When she was suddenly given the opportunity of a new life in rural Jutland, journalist and archetypal Londoner Helen Russell discovered a startling statistic: the happiest place on earth isn’t Disneyland, but Denmark, a land often thought of by foreigners as consisting entirely of long dark winters, cured herring, Lego and pastries.What is the secret to their success? Are happy Danes born, or made? Helen decides there is only one way to find out: she will give herself a year, trying to uncover the formula for Danish happiness.
From childcare, education, food and interior design to SAD, taxes,
The Christian Science Monitor’s #1 Best Book of the Year
Journalist Michael Booth has lived among the Scandinavians for more than ten years, and he has grown increasingly frustrated with the rose-tinted view of this part of the world offered up by the Western media. In this timely book he leaves his adopted home of Denmark and embarks on a journey through all five of the Nordic countries to discover who these curious tribes are, the secrets of their success, and, most intriguing of all, what they think of one another.
Why are the Danes so happy,
A Finnish journalist, now a naturalized American citizen, asks Americans to draw on elements of the Nordic way of life to nurture a fairer, happier, more secure, and less stressful society for themselves and their children.
Moving to America in 2008, Finnish journalist Anu Partanen quickly went from confident, successful professional to wary, self-doubting mess. She found that navigating the basics of everyday life—from buying a cell phone and filing taxes to education and childcare—was much more complicated and stressful than anything she encountered in her homeland. At first, she attributed her crippling anxiety to the difficulty of adapting to a freewheeling new culture.
The 10th anniversary edition of Sherman Alexie’s National Book Award-winning and #1 New York Times bestselling novel—bonus content included!
Sherman Alexie, in his first book for young adults, tells the story of Junior, a budding cartoonist growing up on the Spokane Indian Reservation. Determined to take his future into his own hands, Junior leaves his troubled school on the reservation to attend an all-white farm town high school where the only other Indian is the school mascot.
Heartbreaking, funny, beautifully written, semi-autobiographical, and coupled with poignant drawings that reflect the character’s art,
He was nine when the vines first wrapped themselves around him and burrowed into his skin. Now a college botany major, Jeremy is desperately looking for a way to listen to the plants and stave off their extinction.

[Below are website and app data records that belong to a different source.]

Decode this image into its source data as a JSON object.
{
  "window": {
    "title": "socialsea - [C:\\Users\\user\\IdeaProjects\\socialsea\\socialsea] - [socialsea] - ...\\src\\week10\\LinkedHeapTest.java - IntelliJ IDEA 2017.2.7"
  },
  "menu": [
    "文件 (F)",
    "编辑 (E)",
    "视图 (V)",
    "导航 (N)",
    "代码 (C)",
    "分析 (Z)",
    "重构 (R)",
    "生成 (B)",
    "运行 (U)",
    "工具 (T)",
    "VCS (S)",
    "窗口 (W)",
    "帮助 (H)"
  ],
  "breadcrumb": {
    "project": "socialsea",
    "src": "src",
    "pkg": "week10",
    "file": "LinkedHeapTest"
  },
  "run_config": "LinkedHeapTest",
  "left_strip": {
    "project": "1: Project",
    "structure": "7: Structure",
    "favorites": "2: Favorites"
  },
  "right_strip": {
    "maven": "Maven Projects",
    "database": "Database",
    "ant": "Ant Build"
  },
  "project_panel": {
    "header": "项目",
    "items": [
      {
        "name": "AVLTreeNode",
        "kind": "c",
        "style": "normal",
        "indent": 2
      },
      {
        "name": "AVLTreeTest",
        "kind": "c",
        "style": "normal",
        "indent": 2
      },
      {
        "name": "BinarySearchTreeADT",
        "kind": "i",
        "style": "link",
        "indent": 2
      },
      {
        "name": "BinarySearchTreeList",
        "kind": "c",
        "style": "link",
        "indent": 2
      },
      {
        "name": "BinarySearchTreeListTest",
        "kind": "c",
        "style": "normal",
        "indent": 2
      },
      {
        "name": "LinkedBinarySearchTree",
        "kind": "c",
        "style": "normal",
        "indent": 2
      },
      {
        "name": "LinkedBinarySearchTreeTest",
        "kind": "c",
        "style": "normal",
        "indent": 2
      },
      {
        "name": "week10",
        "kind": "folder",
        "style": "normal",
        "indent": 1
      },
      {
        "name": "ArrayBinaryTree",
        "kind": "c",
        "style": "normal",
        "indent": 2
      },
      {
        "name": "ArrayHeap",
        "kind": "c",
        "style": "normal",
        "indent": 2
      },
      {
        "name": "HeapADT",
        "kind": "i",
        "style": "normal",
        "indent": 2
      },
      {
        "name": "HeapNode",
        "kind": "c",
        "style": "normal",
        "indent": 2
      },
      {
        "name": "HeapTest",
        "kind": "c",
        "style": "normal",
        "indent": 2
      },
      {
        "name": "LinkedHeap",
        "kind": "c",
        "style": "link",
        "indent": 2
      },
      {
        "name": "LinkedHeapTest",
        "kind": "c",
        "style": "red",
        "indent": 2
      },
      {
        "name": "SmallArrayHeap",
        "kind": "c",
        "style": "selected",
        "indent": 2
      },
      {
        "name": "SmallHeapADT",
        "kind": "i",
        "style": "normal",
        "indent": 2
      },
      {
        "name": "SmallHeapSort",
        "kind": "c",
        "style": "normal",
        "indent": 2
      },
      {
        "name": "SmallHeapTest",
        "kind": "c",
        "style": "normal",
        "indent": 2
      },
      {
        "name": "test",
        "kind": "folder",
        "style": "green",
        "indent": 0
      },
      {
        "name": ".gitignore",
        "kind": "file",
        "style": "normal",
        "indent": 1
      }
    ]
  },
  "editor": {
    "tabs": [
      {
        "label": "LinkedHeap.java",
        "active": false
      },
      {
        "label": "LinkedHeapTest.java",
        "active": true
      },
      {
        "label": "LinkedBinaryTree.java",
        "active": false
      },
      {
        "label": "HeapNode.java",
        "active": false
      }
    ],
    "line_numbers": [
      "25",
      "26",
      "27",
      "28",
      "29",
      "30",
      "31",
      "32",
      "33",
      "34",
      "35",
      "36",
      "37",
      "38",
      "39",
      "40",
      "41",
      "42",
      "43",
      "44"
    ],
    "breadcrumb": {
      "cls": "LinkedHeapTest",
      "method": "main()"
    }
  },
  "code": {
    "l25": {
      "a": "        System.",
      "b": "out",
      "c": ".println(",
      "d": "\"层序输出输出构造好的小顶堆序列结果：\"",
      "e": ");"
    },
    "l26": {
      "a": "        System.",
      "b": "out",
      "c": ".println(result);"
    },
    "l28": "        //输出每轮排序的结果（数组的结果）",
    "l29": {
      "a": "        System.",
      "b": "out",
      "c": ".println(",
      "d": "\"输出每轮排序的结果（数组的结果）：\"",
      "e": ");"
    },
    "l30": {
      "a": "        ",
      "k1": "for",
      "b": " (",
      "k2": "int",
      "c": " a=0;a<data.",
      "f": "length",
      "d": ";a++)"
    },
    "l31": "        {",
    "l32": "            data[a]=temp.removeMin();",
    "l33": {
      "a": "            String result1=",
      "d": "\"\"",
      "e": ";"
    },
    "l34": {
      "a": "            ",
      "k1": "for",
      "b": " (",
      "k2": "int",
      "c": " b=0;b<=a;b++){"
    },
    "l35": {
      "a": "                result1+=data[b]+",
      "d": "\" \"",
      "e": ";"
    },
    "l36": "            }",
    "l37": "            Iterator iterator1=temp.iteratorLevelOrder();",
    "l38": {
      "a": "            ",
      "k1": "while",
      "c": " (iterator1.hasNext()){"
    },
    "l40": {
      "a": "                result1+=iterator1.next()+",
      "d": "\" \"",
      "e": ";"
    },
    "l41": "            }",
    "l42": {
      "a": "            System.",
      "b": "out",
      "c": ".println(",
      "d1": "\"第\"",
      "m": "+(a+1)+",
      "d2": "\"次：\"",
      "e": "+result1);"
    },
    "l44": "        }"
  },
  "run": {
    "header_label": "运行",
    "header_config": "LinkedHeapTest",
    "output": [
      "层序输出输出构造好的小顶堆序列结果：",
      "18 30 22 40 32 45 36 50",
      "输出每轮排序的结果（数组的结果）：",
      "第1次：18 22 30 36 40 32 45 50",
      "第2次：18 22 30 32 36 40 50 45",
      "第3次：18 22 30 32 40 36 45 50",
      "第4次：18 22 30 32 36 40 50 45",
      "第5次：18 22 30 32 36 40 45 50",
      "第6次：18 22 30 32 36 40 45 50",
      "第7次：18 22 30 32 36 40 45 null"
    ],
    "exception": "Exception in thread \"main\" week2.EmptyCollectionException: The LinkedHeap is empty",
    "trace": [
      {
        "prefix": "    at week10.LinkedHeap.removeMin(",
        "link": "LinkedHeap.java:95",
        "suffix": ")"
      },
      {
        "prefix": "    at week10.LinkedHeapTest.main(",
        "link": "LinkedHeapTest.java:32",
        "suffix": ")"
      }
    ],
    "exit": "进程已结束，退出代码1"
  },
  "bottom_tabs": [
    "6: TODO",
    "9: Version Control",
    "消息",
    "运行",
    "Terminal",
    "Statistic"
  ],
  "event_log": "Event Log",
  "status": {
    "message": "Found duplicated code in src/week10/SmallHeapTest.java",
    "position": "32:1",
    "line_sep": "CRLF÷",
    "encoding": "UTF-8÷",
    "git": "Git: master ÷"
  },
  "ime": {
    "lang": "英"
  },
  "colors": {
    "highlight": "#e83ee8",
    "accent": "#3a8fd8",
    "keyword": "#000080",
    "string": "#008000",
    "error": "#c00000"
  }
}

But when the grip of the vines becomes too intense and Health Services starts asking questions, he flees to Brooklyn, where fate puts him face to face with a group of climate-justice activists who assure him they have a plan to save the planet, and his plants.
As the group readies itself to make a big Earth Day splash, Jeremy soon realizes these eco-terrorists’
In an engrossing historical novel, the Newbery Medal-winning author of Bridge to Terabithia follows a young Cuban teenager as she volunteers for Fidel Castro’s national literacy campaign and travels into the impoverished countryside to teach others how to read.
When thirteen-year-old Nora tells her parents that she wants to join Premier Castro’s army of young literacy teachers, her mother screeches to high heaven, and her father roars like a lion. Nora has barely been outside of Havana — why would she throw away her life in a remote shack with no electricity,